Inside the Andy Kaufman Awards with Kristen Schaal, Reggie Watts and more

By | November 11, 2011 at 11:23 am | One comment | feature slider, News | Tags: , ,

Andy Kaufman was one of the most unusual, most talented, and most creative comics ever to hit the stage. He left us too young, but his memory certainly lives on. Manager/producer Wayne Rada, (who also books CB’s Comedy Club), produced the 7th Annual Andy Kaufman Awards at Gotham Comedy Club and– I spent two nights there watching the semi-finals and then the finals.

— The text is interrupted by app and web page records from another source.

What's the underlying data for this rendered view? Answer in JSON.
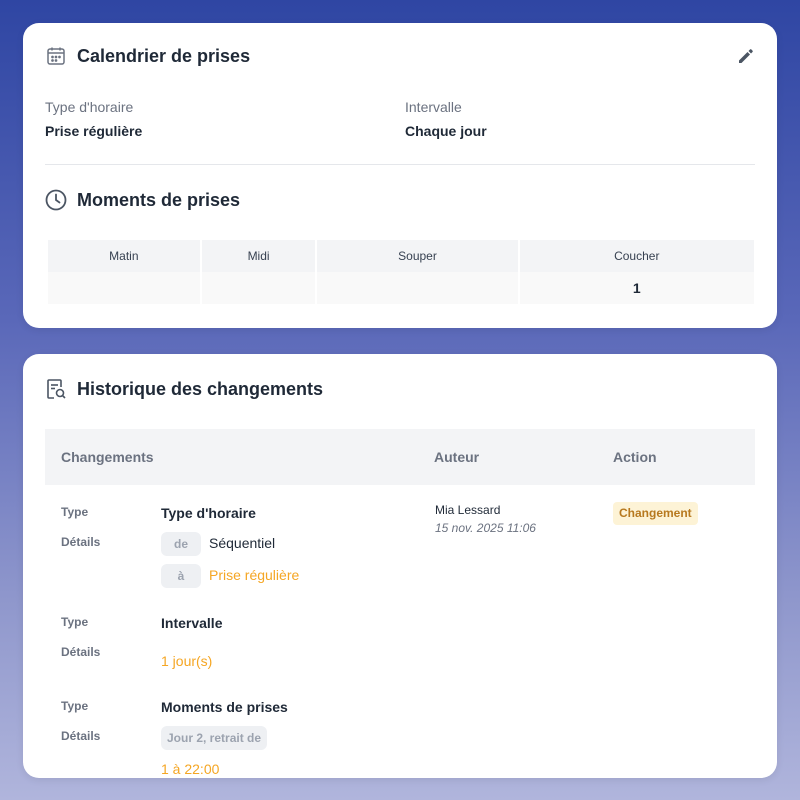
{
  "schedule": {
    "title": "Calendrier de prises",
    "schedule_type_label": "Type d'horaire",
    "schedule_type_value": "Prise régulière",
    "interval_label": "Intervalle",
    "interval_value": "Chaque jour",
    "icon": "calendar-icon",
    "edit_icon": "pencil-icon"
  },
  "moments": {
    "title": "Moments de prises",
    "icon": "clock-icon",
    "columns": [
      "Matin",
      "Midi",
      "Souper",
      "Coucher"
    ],
    "values": [
      "",
      "",
      "",
      "1"
    ]
  },
  "history": {
    "title": "Historique des changements",
    "icon": "history-search-icon",
    "columns": {
      "changes": "Changements",
      "author": "Auteur",
      "action": "Action"
    },
    "entry": {
      "author": "Mia Lessard",
      "date": "15 nov. 2025 11:06",
      "action": "Changement"
    },
    "changes": [
      {
        "type_label": "Type",
        "type": "Type d'horaire",
        "details_label": "Détails",
        "from_label": "de",
        "from_value": "Séquentiel",
        "to_label": "à",
        "to_value": "Prise régulière"
      },
      {
        "type_label": "Type",
        "type": "Intervalle",
        "details_label": "Détails",
        "to_value": "1 jour(s)"
      },
      {
        "type_label": "Type",
        "type": "Moments de prises",
        "details_label": "Détails",
        "pill": "Jour 2, retrait de",
        "to_value": "1 à 22:00"
      }
    ]
  },
  "colors": {
    "accent_orange": "#f5a623",
    "badge_bg": "#fdf3d6",
    "badge_text": "#b7791f",
    "background_top": "#2f46a3",
    "background_bottom": "#b0b5dc"
  }
}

Contestants are not supposed to try and copy Andy, as if anybody could, but they are supposed to try and capture the essence of his spirit and creativity. He had no fear in doing what he thought was funny, whether it was wrestling women, or real wrestlers, or coming out on the Carson show in a turban and diaper singing a Slim Whitman song.

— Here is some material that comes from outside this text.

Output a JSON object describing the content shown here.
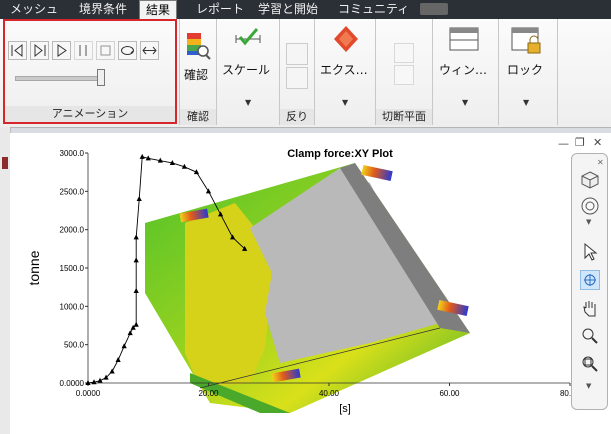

On the first night the judges were Rory Albanese, a very funny comic in his own right, but more importantly the producer of The Daily Show with Jon Stewart. Then there was Comedy Central executive Anne Harris, who always extends herself to come out and be helpful at these type of events, joined by previous Andy Kaufman winner Kristen Schaal (pictured above), and lastly Andy’s younger brother (by two years) Michael Kaufman. Schaal also performed a guest spot and was nice enough to run out to see me right after her spot, and grab a quick photo, so she could go back to judging the rest of the contestants.

There must have been at least 15 semi-finalists. Some of them tried to reach Andy’s level of creativity by dressing very strange in outlandish costumes– and several chose a stage persona. First there were the “Nice Brothers” who both wore shades, and punctuated their repartee with the word “Nice” every so often. I liked them. Then there was Mike Amato who came out and sang a song like he was one of the Ratpack, or maybe Perry Como, if you even know who that was. He then ripped of his clothes and became a stone cold rapper, with two hot dancing girls. I thought he was good.

Then there was Dave Thunder who came out as a character named Jimmy DeLuca, a Lower East Side kind of kid who told “a very scary story” while eating a piece of cheese. Every so often he broke into that “scary” voice that camp counselors would use when telling a scary story to campers on an overnight in the woods. I thought he was funny too. It just goes to show you how subjective comedy is because none of those people won. The next night for the finals, comedian Harrison Greenbaum was the host. He’s always hilarious, and previous Andy Kaufman winner Reggie Watts, came by to do a guest spot. Always good to see Reggie! He makes my hair look subdued!

The winner was comedian Nick Vatterott, who must have gotten permission to have the longest set of anyone else on the show. Every other performer got about five minutes. Nick left the stage and kept coming back because his act consisted of screaming obscenities at the audience and threatening to never come back again, except he had to keep returning because he forgot his keys, or a couple of milk containers, and each time he came back he’d “interrupt” the show, and scream again.

He screamed right into the faces of people in the audience. And I mean SCREAMED! I for one would not have been happy if that happened to me at a show, but the audience members he screamed at were either too embarrassed or too startled to respond, so they just laughed. And he won!

For more info and photos see the Comedy Matters Blog.

About the Author

Jeffrey Gurian

Jeffrey Gurian is a comedy writer who has written for lots of big names, and is currently writing the book on the 35 year history of The Comic Strip. Contact Jeffrey at Jeffrey@jeffreygurian.com.